Entries listed under "public lots"
a plantation in Aroostook County, settled in 1824, was formally organized in 1870. Just south of Van Buren on U.S. Route 1, it is a community of open spaces and few people. Agriculture is still a significant staple of its economy. Continue reading
formed in 1895, a small but fast growing community, it contains two public lots and a four-season trail system. It is adjacent to Rangeley, and near the Rangeley Lakes and the Saddleback ski areas. Continue reading
While growing slowly, this still small community retains its rural, farming and home town identity. Lagrange was named for the estate of the Marquis de La Fayette, the French friend of the American Revolution. See photos. A section of Maine Public Reserved Land is in the southwest corner of the township, managed for recreation and sustainable forestry. Continue reading
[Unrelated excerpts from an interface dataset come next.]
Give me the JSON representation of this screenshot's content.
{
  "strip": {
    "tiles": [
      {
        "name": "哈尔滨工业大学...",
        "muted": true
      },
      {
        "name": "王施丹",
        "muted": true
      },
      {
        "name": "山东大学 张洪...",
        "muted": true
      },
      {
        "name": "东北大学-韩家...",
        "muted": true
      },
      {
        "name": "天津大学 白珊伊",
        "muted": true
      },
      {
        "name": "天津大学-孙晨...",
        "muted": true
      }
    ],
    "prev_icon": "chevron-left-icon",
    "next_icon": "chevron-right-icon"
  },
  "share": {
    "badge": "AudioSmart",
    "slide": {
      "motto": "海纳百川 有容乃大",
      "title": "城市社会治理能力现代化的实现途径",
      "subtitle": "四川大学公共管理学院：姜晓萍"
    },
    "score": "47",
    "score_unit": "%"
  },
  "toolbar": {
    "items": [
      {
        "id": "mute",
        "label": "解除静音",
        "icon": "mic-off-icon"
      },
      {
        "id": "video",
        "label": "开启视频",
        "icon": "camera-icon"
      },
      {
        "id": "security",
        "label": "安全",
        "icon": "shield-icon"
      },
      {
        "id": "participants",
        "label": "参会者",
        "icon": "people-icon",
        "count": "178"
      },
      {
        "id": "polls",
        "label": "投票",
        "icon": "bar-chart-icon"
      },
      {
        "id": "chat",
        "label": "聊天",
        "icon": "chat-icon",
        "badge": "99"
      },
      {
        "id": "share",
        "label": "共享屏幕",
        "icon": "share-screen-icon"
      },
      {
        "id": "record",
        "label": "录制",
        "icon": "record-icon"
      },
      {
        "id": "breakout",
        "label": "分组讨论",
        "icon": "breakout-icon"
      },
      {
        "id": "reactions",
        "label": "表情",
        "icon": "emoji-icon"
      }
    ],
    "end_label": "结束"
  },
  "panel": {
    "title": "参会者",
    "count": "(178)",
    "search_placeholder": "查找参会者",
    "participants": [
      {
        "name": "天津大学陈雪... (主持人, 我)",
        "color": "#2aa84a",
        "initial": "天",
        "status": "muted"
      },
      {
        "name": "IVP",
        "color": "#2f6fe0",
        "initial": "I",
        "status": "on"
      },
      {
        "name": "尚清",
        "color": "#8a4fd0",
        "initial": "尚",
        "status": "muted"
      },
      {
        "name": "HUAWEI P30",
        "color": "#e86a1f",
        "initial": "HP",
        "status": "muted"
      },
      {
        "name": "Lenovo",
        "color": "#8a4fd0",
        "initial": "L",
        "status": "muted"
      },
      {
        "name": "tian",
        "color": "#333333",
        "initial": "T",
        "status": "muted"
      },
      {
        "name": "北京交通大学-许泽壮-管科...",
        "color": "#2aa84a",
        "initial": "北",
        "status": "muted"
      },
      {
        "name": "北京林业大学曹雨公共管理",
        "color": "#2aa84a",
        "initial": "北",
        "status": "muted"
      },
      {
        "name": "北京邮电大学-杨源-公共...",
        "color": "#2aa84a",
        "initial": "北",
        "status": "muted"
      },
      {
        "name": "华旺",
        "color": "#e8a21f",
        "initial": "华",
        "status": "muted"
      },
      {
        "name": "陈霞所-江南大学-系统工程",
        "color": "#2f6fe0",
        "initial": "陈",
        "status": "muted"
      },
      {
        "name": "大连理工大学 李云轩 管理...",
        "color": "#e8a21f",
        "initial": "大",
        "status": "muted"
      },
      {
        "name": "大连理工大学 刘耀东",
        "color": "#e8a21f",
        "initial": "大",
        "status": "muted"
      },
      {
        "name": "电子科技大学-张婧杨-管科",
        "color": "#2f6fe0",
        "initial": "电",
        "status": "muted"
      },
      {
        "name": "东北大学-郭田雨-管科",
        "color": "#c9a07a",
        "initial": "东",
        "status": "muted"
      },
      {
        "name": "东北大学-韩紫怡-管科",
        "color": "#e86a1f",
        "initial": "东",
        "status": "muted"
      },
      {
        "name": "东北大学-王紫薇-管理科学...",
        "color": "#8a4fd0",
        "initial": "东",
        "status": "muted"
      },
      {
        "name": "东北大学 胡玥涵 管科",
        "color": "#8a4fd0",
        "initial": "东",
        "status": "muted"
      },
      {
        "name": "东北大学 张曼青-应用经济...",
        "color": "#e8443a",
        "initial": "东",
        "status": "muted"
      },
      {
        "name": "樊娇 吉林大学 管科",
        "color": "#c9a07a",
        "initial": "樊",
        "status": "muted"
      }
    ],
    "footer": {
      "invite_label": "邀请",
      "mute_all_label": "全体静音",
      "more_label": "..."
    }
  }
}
The small community’s more than doubling in population from 2000 to 2010 may be due to the selling of large tracts of woodland to private individuals for the creation of “wilderness” estates around Schoodic Lake. Lake View Plantation’s town office is located in nearby Brownville. Home to a section of public reserved land. Continue reading
Osborn hosts two lots of Maine’s Public Reserved Lands with many trees well over 100 years old. The Osborn lots have a long history of timber management. Spectacle Pond, through which the Union River flows, is a major asset of the town. With few major roads, it is served in its northwest corner by Maine Route 179. Continue reading
This sparsely populated plantation in Penobscot county is primarily marshlands and streams, with the exception of Tucker Ridge and Pickle Ridge where Tucker Ridge Road and Pickle Ridge Road serve the plantation’s residents. It contains a portion of the Mattawamkeag River System Wildlife Management Area and the “Webster Lot” of Maine’s Public Reserved Land. Continue reading
Located about 25 miles south of Fort Kent on Maine Route 11, the area is an attraction for fishermen and hunters. St. Froid Lake (see photo) dominates the plantation by running virtually its whole length from north to south, a watery barrier separating the eastern from the western land portions. Quimby village is on the eastern shore of the lake; Winterville village is on Route 11, about two miles east of the lake. Continue reading